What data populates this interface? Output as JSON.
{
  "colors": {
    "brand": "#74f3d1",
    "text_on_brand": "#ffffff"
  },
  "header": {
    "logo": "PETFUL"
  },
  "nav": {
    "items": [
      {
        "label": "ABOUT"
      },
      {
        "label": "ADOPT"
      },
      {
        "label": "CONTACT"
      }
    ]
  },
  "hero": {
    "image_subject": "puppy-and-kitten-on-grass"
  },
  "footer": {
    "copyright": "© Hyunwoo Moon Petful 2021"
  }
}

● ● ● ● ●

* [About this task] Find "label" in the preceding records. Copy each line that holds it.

* [Answer to the problem]
        "label": "ABOUT"
        "label": "ADOPT"
        "label": "CONTACT"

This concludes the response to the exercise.